REQUIREMENT> Please retype the data below in full.

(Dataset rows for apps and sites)

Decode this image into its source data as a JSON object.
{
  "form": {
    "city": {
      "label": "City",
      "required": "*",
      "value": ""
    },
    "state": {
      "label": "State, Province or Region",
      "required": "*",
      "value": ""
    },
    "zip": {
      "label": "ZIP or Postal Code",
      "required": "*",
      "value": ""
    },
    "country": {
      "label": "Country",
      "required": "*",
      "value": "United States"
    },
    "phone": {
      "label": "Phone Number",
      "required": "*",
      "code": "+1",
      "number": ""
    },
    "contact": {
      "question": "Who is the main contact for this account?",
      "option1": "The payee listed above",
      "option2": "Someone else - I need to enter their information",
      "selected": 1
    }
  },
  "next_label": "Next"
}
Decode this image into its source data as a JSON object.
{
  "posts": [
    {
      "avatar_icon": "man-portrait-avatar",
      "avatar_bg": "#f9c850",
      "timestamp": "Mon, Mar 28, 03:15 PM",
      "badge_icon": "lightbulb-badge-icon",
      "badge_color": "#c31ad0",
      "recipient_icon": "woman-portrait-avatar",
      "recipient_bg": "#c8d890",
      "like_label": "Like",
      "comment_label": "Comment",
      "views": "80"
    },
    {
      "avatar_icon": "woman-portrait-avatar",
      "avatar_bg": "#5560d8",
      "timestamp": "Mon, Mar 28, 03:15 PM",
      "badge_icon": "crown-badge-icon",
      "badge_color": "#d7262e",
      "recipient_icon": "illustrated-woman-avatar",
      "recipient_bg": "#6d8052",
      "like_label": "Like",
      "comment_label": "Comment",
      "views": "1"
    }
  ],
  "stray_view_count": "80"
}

SOLUTION FOR THIS EXERCISE>
Decode this image into its source data as a JSON object.
{
  "form": {
    "city": {
      "label": "City",
      "required": "*",
      "value": ""
    },
    "state": {
      "label": "State, Province or Region",
      "required": "*",
      "value": ""
    },
    "zip": {
      "label": "ZIP or Postal Code",
      "required": "*",
      "value": ""
    },
    "country": {
      "label": "Country",
      "required": "*",
      "value": "United States"
    },
    "phone": {
      "label": "Phone Number",
      "required": "*",
      "code": "+1",
      "number": ""
    },
    "contact": {
      "question": "Who is the main contact for this account?",
      "option1": "The payee listed above",
      "option2": "Someone else - I need to enter their information",
      "selected": 1
    }
  },
  "next_label": "Next"
}
Decode this image into its source data as a JSON object.
{
  "posts": [
    {
      "avatar_icon": "man-portrait-avatar",
      "avatar_bg": "#f9c850",
      "timestamp": "Mon, Mar 28, 03:15 PM",
      "badge_icon": "lightbulb-badge-icon",
      "badge_color": "#c31ad0",
      "recipient_icon": "woman-portrait-avatar",
      "recipient_bg": "#c8d890",
      "like_label": "Like",
      "comment_label": "Comment",
      "views": "80"
    },
    {
      "avatar_icon": "woman-portrait-avatar",
      "avatar_bg": "#5560d8",
      "timestamp": "Mon, Mar 28, 03:15 PM",
      "badge_icon": "crown-badge-icon",
      "badge_color": "#d7262e",
      "recipient_icon": "illustrated-woman-avatar",
      "recipient_bg": "#6d8052",
      "like_label": "Like",
      "comment_label": "Comment",
      "views": "1"
    }
  ],
  "stray_view_count": "80"
}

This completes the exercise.